INFORMATION SHOWN section start
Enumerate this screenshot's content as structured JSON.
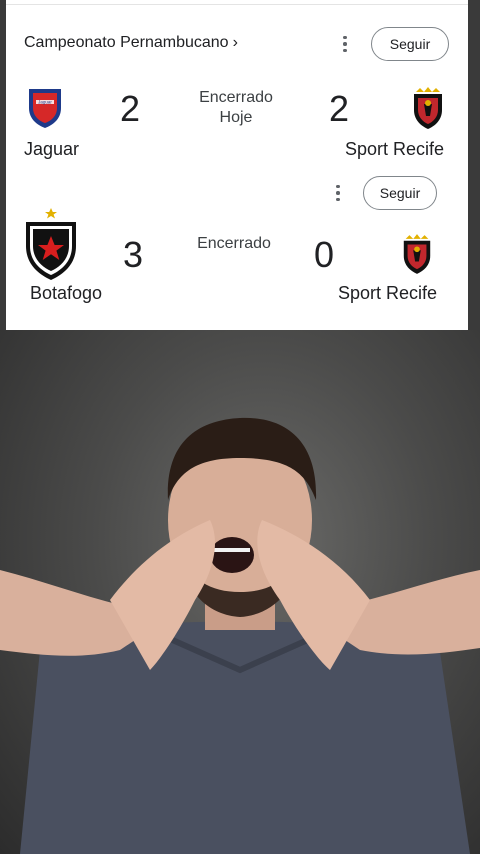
{
  "league": {
    "title": "Campeonato Pernambucano",
    "chevron": "›"
  },
  "follow_label": "Seguir",
  "matches": [
    {
      "status": "Encerrado",
      "date": "Hoje",
      "home": {
        "name": "Jaguar",
        "score": "2",
        "logo_text": "Jaguar"
      },
      "away": {
        "name": "Sport Recife",
        "score": "2"
      }
    },
    {
      "status": "Encerrado",
      "home": {
        "name": "Botafogo",
        "score": "3"
      },
      "away": {
        "name": "Sport Recife",
        "score": "0"
      }
    }
  ],
  "colors": {
    "jaguar_blue": "#1e3a8a",
    "jaguar_red": "#d62828",
    "sport_black": "#111111",
    "sport_red": "#c1272d",
    "sport_gold": "#e2b100",
    "botafogo_red": "#d81e1e",
    "text": "#202124",
    "background": "#ffffff"
  },
  "icons": [
    "more-vert-icon",
    "chevron-right-icon"
  ]
}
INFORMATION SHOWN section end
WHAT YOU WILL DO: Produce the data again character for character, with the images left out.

RESULT:
Enumerate this screenshot's content as structured JSON.
{
  "league": {
    "title": "Campeonato Pernambucano",
    "chevron": "›"
  },
  "follow_label": "Seguir",
  "matches": [
    {
      "status": "Encerrado",
      "date": "Hoje",
      "home": {
        "name": "Jaguar",
        "score": "2",
        "logo_text": "Jaguar"
      },
      "away": {
        "name": "Sport Recife",
        "score": "2"
      }
    },
    {
      "status": "Encerrado",
      "home": {
        "name": "Botafogo",
        "score": "3"
      },
      "away": {
        "name": "Sport Recife",
        "score": "0"
      }
    }
  ],
  "colors": {
    "jaguar_blue": "#1e3a8a",
    "jaguar_red": "#d62828",
    "sport_black": "#111111",
    "sport_red": "#c1272d",
    "sport_gold": "#e2b100",
    "botafogo_red": "#d81e1e",
    "text": "#202124",
    "background": "#ffffff"
  },
  "icons": [
    "more-vert-icon",
    "chevron-right-icon"
  ]
}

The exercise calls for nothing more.